Task brief: The answer must consist of each line below that contains the word "legend", copied in full.

Interface dataset entries:
——
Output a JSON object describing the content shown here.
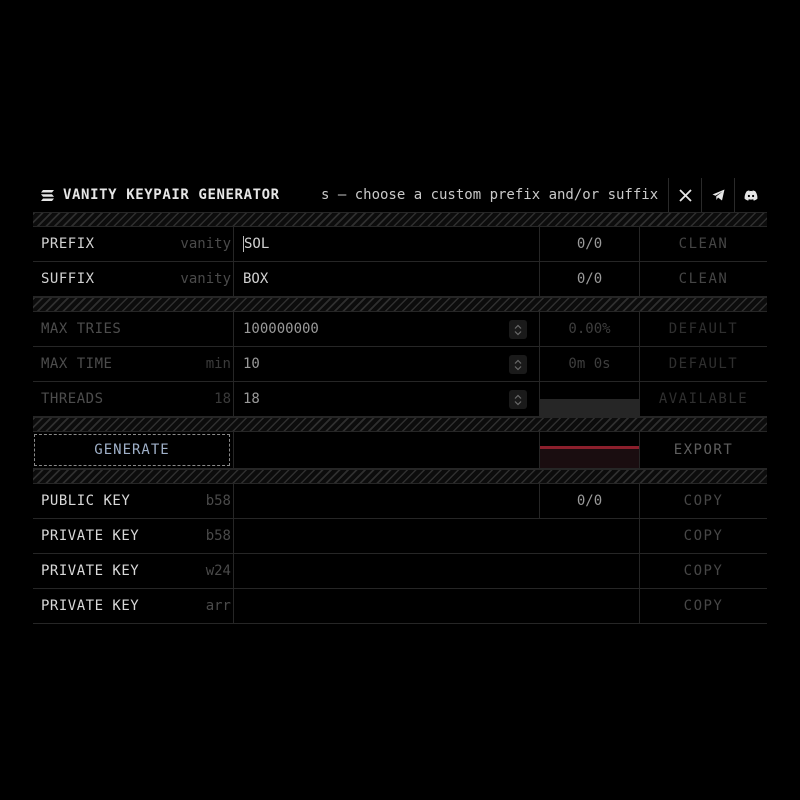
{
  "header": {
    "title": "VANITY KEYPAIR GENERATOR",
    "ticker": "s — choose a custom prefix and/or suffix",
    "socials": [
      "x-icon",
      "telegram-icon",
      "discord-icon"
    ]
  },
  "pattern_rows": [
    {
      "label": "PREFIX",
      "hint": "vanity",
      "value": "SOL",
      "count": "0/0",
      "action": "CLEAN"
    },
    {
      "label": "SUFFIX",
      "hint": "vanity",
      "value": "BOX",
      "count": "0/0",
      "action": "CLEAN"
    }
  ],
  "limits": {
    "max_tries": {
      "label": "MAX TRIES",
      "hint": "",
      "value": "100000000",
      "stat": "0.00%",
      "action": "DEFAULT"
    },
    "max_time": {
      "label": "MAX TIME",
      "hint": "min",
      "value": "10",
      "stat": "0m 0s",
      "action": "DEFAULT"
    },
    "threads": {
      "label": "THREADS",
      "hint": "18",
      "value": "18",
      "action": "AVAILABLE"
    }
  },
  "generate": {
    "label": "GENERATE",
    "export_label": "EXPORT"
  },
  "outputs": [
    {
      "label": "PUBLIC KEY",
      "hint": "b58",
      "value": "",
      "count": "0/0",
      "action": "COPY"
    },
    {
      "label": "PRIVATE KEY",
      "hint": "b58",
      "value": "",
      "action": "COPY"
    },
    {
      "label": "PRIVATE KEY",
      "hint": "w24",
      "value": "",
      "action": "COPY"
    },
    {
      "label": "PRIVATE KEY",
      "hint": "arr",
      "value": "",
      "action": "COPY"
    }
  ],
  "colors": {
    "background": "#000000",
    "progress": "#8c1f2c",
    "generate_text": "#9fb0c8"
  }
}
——
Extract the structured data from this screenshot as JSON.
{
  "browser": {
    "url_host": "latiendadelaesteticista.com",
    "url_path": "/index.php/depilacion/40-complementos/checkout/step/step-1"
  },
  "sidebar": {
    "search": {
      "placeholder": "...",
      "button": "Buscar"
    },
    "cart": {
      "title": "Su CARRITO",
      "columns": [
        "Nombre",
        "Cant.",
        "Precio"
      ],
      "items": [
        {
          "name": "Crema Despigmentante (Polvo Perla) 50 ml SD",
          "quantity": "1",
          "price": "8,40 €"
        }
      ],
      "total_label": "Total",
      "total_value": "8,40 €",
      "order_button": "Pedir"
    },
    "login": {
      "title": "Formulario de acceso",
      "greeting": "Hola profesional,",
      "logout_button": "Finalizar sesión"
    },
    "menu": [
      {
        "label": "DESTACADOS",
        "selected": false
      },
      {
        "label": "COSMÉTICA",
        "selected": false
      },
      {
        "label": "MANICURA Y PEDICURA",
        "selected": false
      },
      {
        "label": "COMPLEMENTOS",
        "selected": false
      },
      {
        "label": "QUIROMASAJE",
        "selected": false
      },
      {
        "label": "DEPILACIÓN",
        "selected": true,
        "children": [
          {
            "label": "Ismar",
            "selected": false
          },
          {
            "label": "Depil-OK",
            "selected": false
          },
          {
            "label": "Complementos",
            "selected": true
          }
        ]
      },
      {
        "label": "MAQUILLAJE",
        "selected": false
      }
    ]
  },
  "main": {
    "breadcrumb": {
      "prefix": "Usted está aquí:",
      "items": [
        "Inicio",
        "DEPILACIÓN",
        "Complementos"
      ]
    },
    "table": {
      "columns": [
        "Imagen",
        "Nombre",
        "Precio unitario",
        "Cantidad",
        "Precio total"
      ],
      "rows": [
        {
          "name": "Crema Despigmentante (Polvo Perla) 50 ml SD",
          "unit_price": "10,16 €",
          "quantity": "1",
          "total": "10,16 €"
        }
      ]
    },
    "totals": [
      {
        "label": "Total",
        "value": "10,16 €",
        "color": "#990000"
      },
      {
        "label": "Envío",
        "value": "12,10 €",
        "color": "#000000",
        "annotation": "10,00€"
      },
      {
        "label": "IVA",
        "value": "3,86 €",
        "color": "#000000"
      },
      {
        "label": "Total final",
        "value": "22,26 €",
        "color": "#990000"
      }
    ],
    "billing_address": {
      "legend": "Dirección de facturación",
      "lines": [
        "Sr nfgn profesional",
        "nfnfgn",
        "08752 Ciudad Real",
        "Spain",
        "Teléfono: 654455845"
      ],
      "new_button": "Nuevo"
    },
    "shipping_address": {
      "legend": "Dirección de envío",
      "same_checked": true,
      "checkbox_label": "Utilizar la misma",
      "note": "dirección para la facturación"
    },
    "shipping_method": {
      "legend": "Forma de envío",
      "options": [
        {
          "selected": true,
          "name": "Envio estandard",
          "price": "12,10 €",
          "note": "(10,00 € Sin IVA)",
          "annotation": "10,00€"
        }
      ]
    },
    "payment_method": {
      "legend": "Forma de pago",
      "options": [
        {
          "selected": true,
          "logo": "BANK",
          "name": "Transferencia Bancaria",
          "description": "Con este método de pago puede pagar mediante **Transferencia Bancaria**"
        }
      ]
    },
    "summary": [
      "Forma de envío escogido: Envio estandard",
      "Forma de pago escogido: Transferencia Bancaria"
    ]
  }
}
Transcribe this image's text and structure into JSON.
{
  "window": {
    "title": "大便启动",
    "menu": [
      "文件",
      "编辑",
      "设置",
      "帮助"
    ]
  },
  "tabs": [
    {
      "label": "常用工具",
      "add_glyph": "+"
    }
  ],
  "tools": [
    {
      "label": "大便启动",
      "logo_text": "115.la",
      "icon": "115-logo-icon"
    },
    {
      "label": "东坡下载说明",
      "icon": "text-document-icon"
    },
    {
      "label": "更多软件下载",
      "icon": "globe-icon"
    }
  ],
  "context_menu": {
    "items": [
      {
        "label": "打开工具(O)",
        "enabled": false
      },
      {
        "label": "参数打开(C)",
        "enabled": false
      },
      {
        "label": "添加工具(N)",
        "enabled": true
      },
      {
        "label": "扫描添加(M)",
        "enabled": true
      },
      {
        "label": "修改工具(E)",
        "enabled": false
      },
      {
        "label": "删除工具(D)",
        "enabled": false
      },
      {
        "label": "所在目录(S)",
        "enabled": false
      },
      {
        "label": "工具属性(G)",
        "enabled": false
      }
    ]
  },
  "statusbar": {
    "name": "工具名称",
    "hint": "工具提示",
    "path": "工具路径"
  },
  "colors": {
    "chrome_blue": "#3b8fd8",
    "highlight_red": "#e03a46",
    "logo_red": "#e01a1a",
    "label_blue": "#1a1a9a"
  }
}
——
Exercise result:
      "legend": "Dirección de facturación",
      "legend": "Dirección de envío",
      "legend": "Forma de envío",
      "legend": "Forma de pago",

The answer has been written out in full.